ABN Amro, the Dutch bank, uses Freshfields Bruckhaus Deringer’s Altis, a "stand-out" online application for guidance on cross-border documentary risk control. It provides consistency of delivery and a standardised approach to 600 legal staff in more than 60 countries.
"A major issue is sharing knowledge held by a relatively small group of experts," says David Kemp, the bank’s director of development and communications. "We are a major convert to web-casting, which works well in locations as far apart as Latin America and Kazakhstan."
Freshfields is now taking recording equipment to client premises. Within 30 minutes of the close of the presentations it is handing over copies to clients.
However, innovative use of technology is not just about increasing communication and reducing costs. It can be used to build closer client relationships, as well as to showcase the firm’s expertise in order to attract new clients. In particular, it allows applications to be easily customised for each client and content to be constantly updated at low cost.
"The key points which make it a market leader are customisation and online management," comments an Altis user. "It makes it easy to use for the non-legal mind."
Addleshaw Goddard’s Employment Channel was the top-rated innovation. It is a television channel that provides clients with a highly flexible, efficient and cost-effective tool to train staff in employment matters and keep them informed of the latest developments.
The TV channel harnesses existing legal knowledge to add value by streamlining processes and increasing efficiency, client service and value for money.
It has provided a key differentiator, raising the firm’s profile with clients and prospects, helping it to both retain current clients and win new ones. "It is hugely cost effective and leaves no excuse for line managers to be ‘out of the loop’ with the latest employment news," a client comments.
Indeed, the indications are that these applications can be inexpensive and can generate their own revenue streams to supplement existing billings.
Clifford Chance spent less than Pounds 20,000 developing its commended video-based e-learning tool.
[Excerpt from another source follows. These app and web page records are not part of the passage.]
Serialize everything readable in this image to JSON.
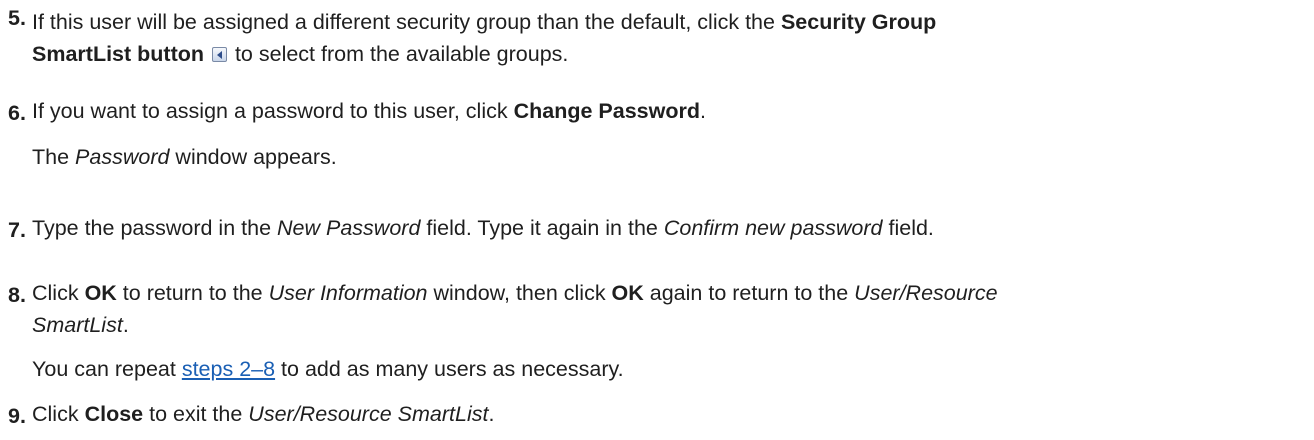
{
  "steps": [
    {
      "number": "5.",
      "line1_a": "If this user will be assigned a different security group than the default, click the ",
      "line1_b": "Security Group",
      "line2_a": "SmartList button",
      "line2_b": " to select from the available groups.",
      "icon": "smartlist-button-icon"
    },
    {
      "number": "6.",
      "text_a": "If you want to assign a password to this user, click ",
      "text_b": "Change Password",
      "text_c": ".",
      "note_a": "The ",
      "note_b": "Password",
      "note_c": " window appears."
    },
    {
      "number": "7.",
      "text_a": "Type the password in the ",
      "text_b": "New Password",
      "text_c": " field. Type it again in the ",
      "text_d": "Confirm new password",
      "text_e": " field."
    },
    {
      "number": "8.",
      "line1_a": "Click ",
      "line1_b": "OK",
      "line1_c": " to return to the ",
      "line1_d": "User Information",
      "line1_e": " window, then click ",
      "line1_f": "OK",
      "line1_g": " again to return to the ",
      "line1_h": "User/Resource",
      "line2_a": "SmartList",
      "line2_b": ".",
      "note_a": "You can repeat ",
      "note_link": "steps 2–8",
      "note_c": " to add as many users as necessary."
    },
    {
      "number": "9.",
      "text_a": "Click ",
      "text_b": "Close",
      "text_c": " to exit the ",
      "text_d": "User/Resource SmartList",
      "text_e": "."
    }
  ]
}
It cost Eversheds Pounds 30,000 to develop [email protected], its highly-commended workplace regulation application, which brought in nearly Pounds 100,000 to the business in its first few months.
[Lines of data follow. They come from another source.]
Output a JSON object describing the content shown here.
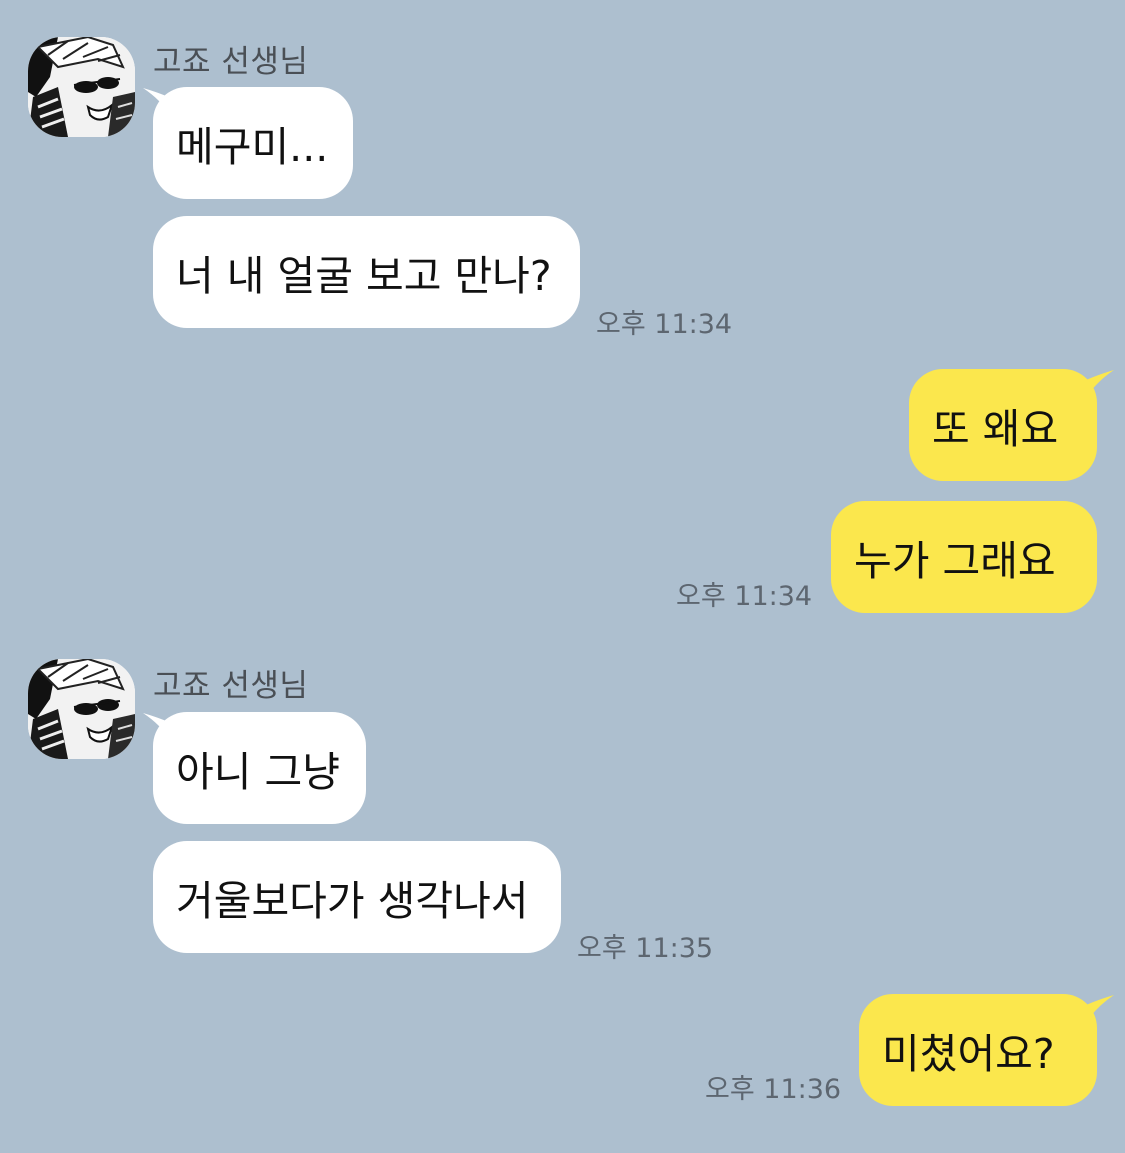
{
  "chat": {
    "groups": [
      {
        "sender": "고죠 선생님",
        "messages": [
          "메구미...",
          "너 내 얼굴 보고 만나?"
        ],
        "time": "오후 11:34"
      },
      {
        "sender": "me",
        "messages": [
          "또 왜요",
          "누가 그래요"
        ],
        "time": "오후 11:34"
      },
      {
        "sender": "고죠 선생님",
        "messages": [
          "아니 그냥",
          "거울보다가 생각나서"
        ],
        "time": "오후 11:35"
      },
      {
        "sender": "me",
        "messages": [
          "미쳤어요?"
        ],
        "time": "오후 11:36"
      }
    ]
  },
  "colors": {
    "background": "#adbfcf",
    "incoming_bubble": "#ffffff",
    "outgoing_bubble": "#fbe74d"
  },
  "icons": {
    "avatar": "profile-avatar-manga-character"
  }
}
Eversheds’ stand-out Competition Law Online Toolkit has brought in more than Pounds 1m of fees to the business in two years. It is also deepening client relationships. "We intend to consider adoption of other Eversheds human resources-related tools as they are developed," says Phil Bowden, human resources development director at Connaught, the facilities management group.
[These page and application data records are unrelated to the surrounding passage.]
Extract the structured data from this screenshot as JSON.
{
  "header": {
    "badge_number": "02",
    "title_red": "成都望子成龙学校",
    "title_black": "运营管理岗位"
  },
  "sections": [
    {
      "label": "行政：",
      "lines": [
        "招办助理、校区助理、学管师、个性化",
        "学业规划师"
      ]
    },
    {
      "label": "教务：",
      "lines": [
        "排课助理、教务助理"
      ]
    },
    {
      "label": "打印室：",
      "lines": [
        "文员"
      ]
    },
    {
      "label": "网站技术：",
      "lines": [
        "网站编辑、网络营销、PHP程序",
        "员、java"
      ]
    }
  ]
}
Similarly, a user of the Employment Channel says: "I can’t see how we would ever not want to use it, ever again."
Baker & McKenzie believes that, while others may fear that electronic services could cannibalise their existing practice, its highly-commended Private Banking Helpdesk is complementary. "Clients benefit by paying less for the legal information and training," it says. "They now turn to us for important and strategic legal advice, benefiting lawyers in our private banking practice. Lawyer numbers have more than trebled in the three years since its launch."
Dickinson Dees has a similar experience with Ownership, its commended Home Information Pack application. Marketing the website has led to a doubling of volumes in its mainstream conveyancing business.
It is not just choosing the right application that matters, but implementing it in a superior way that sets a firm out from the crowd. "The Private Banking Helpdesk is unique because it offers a consolidated view on international tax and legal issues," says a client. "It is incomparable to any other firms I have used."
An independent commentator says that Wragge’s commended Client-Centric Dashboard is in tune with best practice and is the most sophisticated of its kind. "Whilst some US law firms have similar concepts, Wragge is very much at the fore in the UK," says the commentator.
A user of the Online Toolkit appreciates the time Eversheds devoted to making sure that it is clear, concise and understandable for non-lawyers. "It is a better way of delivering training than the old-style seminars," they say. Clients say the real value of the Toolkit is the innovative use of assessment to enable their firm to monitor and check understanding of the users.
"Internet-based technology reduces the time spent on the work required and thus the costs," concludes Lovells, "as well as increasing efficiency and reactivity. These are all essential in the modern world."